Exercise description:
State how many lines in the listing below hold the string "amount"; nothing else is wanted.

Data extract:
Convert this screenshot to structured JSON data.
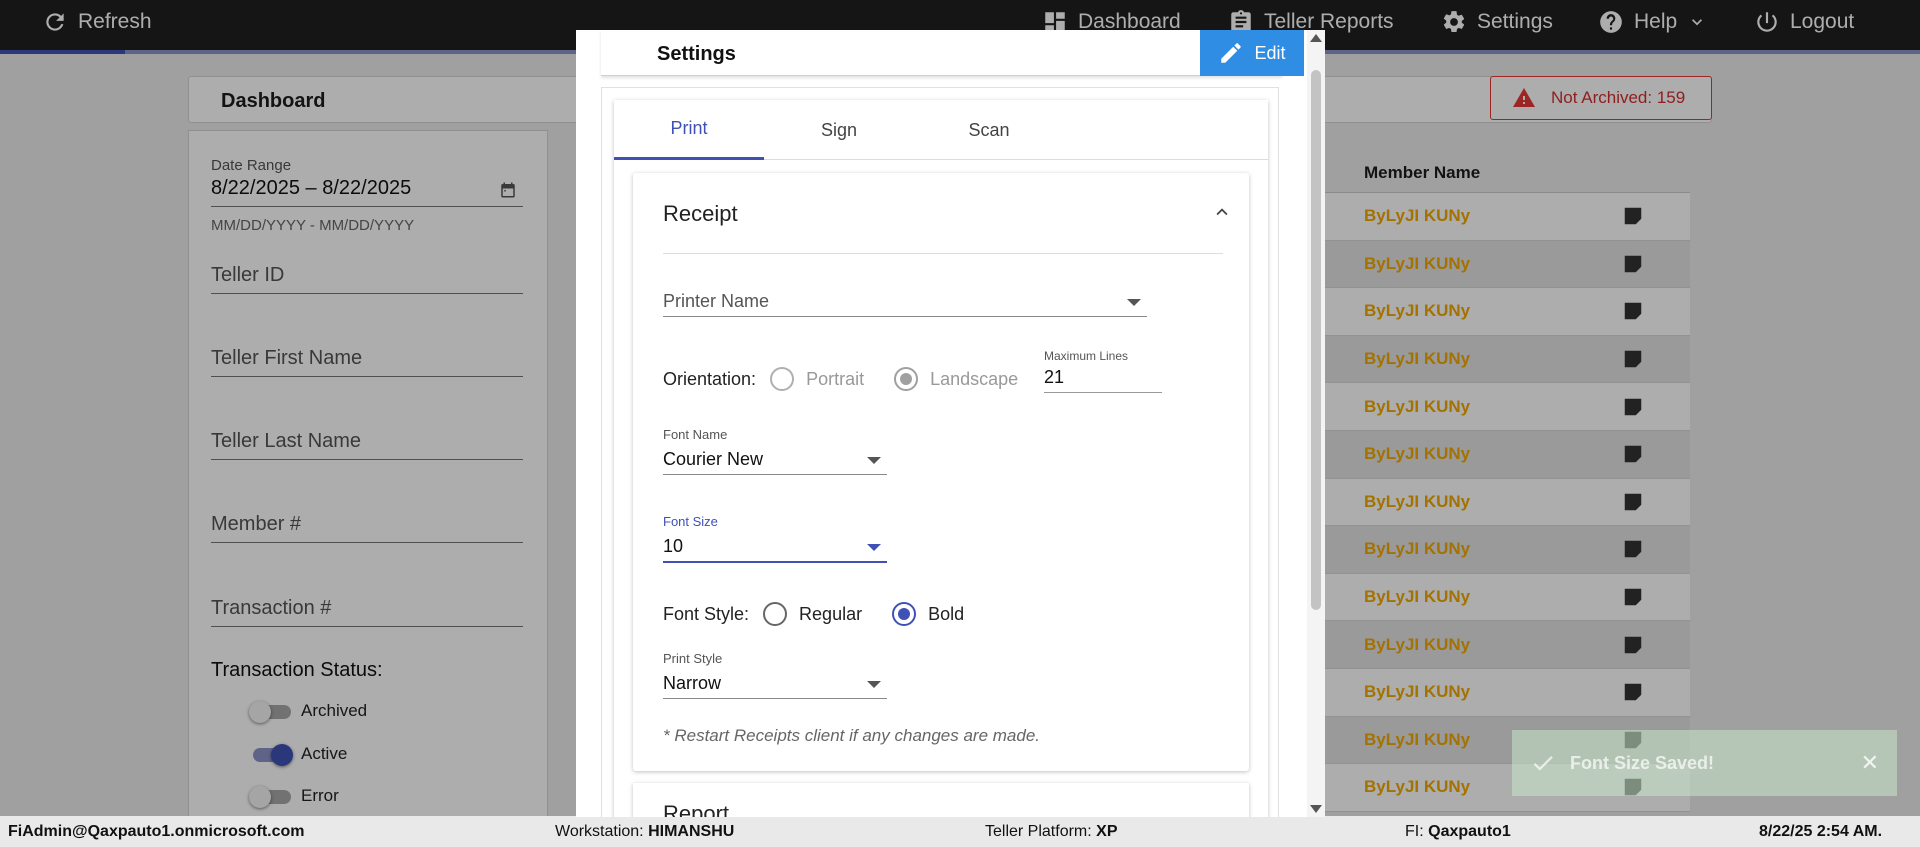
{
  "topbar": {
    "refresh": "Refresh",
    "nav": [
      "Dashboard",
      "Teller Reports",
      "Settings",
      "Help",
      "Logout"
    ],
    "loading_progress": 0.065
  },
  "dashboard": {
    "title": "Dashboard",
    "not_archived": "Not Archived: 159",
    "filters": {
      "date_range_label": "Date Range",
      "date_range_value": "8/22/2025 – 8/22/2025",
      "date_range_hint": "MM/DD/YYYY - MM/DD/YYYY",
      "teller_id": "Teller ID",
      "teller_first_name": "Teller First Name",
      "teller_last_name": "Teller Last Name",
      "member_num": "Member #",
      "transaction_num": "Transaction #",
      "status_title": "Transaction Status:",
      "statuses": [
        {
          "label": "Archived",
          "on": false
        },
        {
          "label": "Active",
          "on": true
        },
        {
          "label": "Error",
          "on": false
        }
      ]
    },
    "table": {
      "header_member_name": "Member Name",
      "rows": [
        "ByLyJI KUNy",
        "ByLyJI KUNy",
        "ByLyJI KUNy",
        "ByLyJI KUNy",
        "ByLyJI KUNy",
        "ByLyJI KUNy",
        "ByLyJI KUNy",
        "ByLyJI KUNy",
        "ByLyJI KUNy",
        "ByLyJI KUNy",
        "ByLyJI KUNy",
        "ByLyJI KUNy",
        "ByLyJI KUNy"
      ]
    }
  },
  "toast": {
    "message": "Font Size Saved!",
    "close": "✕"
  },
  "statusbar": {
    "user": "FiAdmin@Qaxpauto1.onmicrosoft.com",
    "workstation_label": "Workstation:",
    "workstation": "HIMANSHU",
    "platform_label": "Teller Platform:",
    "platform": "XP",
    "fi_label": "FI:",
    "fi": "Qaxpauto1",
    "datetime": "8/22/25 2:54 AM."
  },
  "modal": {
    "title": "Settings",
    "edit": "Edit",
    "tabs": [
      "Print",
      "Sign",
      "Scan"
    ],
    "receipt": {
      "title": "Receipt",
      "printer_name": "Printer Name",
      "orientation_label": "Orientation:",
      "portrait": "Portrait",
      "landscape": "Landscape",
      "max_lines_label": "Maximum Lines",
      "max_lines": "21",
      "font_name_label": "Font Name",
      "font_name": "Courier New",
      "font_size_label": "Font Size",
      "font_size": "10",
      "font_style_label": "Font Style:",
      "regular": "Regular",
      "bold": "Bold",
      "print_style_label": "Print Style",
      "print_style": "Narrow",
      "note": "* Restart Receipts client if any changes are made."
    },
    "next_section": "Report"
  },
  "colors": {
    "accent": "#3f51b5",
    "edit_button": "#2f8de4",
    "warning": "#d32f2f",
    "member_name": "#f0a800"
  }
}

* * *

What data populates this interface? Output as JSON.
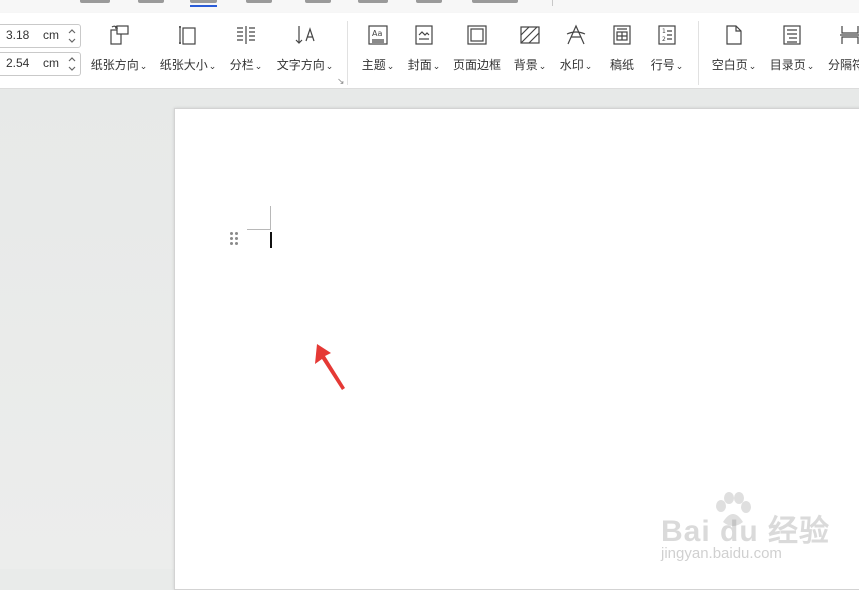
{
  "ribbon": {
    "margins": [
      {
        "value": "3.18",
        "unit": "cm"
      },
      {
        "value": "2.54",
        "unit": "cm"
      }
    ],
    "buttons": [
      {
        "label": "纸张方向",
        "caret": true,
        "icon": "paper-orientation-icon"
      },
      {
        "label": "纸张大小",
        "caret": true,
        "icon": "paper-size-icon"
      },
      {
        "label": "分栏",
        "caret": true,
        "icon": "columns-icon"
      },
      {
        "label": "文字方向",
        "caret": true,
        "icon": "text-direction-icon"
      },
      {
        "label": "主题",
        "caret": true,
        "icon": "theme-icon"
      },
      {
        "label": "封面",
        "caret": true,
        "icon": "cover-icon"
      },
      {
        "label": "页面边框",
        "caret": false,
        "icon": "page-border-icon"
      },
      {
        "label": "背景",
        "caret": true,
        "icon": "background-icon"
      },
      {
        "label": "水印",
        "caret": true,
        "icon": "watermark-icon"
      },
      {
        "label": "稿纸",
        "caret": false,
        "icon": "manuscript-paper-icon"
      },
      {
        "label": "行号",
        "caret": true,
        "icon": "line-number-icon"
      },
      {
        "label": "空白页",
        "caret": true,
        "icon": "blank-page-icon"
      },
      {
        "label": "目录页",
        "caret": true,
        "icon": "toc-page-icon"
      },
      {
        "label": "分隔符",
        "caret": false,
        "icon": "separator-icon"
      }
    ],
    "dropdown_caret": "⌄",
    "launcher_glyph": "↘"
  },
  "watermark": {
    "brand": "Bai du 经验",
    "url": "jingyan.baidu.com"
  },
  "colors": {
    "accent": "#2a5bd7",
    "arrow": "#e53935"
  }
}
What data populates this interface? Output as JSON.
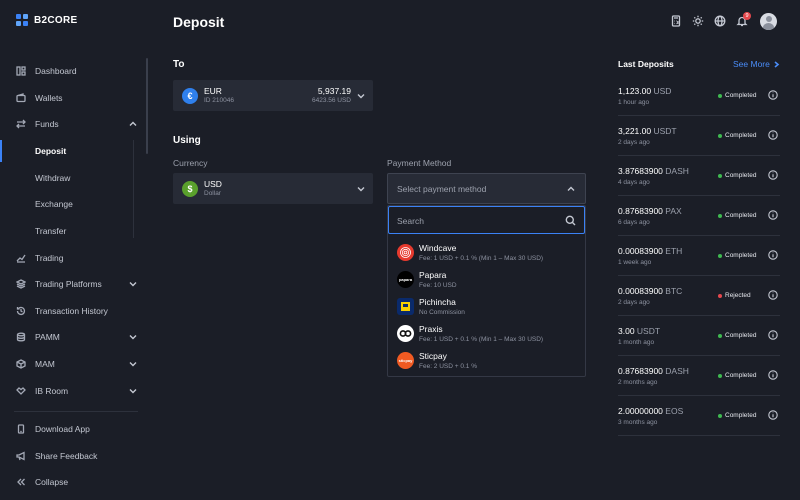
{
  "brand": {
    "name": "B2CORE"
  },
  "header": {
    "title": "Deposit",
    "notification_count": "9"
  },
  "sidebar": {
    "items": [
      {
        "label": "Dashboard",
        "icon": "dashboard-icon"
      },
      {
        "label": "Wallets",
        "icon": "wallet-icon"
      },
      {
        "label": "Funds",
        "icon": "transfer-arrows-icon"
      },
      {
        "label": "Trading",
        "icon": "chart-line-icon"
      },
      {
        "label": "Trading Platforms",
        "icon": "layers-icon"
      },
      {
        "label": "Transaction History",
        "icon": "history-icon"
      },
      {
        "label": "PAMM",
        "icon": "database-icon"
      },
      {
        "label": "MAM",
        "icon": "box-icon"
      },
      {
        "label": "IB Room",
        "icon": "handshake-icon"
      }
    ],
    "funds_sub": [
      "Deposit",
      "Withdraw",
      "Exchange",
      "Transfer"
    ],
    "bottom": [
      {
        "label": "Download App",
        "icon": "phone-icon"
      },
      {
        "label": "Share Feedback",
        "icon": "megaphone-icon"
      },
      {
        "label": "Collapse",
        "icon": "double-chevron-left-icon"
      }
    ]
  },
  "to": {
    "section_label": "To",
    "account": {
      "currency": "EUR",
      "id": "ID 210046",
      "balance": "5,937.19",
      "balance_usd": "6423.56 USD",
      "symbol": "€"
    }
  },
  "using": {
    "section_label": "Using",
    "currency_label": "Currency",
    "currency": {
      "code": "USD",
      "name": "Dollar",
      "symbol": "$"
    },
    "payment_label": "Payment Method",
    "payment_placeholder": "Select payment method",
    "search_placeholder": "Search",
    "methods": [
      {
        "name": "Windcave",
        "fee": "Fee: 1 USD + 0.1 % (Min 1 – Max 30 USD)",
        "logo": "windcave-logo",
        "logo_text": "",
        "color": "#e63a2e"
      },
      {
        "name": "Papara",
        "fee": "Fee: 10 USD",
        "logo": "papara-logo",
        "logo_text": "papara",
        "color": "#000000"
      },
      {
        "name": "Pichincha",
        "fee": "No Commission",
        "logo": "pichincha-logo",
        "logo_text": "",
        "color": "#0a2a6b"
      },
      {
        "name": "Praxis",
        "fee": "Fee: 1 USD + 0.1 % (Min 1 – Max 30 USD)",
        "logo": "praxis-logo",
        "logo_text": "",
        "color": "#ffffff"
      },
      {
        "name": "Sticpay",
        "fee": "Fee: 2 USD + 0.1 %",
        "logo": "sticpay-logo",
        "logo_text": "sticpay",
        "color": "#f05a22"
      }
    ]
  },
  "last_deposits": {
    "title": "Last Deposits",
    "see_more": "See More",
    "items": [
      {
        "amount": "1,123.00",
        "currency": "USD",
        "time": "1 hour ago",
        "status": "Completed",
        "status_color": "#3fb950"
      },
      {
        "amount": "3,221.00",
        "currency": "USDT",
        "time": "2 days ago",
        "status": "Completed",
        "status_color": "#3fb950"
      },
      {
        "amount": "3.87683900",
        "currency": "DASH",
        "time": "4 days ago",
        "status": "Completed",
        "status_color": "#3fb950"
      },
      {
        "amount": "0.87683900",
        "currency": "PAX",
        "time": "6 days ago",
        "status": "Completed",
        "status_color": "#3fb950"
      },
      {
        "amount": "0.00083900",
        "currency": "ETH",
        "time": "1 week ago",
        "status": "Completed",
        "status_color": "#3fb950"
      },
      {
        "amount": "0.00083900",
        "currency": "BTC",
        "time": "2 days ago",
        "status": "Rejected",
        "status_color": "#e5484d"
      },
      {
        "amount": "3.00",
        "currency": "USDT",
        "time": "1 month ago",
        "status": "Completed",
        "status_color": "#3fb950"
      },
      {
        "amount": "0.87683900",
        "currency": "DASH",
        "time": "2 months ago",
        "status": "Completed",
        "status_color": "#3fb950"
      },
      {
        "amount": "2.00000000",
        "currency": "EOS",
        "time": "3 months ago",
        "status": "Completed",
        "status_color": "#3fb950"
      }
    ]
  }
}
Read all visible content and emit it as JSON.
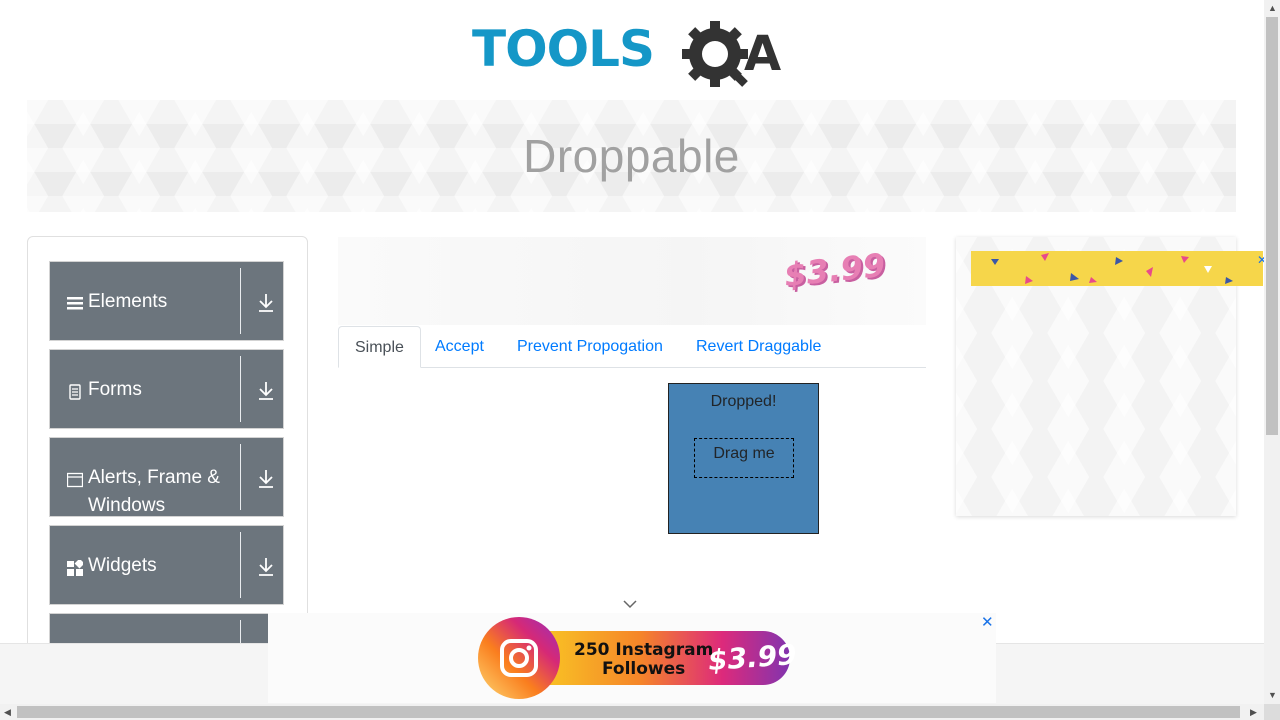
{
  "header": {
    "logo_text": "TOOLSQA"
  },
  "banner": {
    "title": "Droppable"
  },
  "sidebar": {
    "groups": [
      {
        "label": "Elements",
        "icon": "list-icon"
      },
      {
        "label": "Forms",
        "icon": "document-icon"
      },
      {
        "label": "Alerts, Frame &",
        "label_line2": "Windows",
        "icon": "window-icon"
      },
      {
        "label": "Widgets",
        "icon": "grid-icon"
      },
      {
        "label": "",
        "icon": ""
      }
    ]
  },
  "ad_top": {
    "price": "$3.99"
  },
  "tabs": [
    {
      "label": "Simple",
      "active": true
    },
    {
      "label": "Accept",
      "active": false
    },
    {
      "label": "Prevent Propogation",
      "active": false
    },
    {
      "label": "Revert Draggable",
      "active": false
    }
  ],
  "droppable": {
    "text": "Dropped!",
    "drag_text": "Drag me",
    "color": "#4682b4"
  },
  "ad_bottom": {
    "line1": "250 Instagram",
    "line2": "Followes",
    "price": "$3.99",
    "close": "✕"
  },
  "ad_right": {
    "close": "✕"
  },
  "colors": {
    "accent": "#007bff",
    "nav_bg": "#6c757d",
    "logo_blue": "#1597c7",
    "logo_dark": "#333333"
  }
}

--

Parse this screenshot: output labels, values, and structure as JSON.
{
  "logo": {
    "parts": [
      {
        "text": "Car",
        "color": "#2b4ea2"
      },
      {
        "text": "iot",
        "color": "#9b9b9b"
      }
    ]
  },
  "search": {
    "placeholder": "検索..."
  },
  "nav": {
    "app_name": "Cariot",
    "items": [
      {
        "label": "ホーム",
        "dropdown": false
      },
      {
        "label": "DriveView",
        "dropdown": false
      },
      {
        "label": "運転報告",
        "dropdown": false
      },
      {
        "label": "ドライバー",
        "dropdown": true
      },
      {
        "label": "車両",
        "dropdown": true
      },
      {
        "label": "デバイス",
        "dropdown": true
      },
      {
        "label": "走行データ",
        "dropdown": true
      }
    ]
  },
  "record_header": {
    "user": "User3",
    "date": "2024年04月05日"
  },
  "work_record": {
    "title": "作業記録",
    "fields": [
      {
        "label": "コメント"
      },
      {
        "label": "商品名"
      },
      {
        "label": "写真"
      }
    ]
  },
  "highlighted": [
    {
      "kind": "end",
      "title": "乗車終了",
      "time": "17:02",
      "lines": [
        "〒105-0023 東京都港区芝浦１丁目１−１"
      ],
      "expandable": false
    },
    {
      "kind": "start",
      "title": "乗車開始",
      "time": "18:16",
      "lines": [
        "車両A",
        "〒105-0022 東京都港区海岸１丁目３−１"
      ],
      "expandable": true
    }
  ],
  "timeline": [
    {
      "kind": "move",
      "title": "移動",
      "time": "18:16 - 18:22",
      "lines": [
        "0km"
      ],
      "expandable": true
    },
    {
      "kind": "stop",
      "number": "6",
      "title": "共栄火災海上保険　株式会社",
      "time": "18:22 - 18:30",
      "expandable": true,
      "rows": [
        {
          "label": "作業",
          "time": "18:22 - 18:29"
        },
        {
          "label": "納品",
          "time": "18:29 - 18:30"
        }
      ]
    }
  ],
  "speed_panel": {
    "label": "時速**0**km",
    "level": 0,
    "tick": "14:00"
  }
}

Answer to this task:
9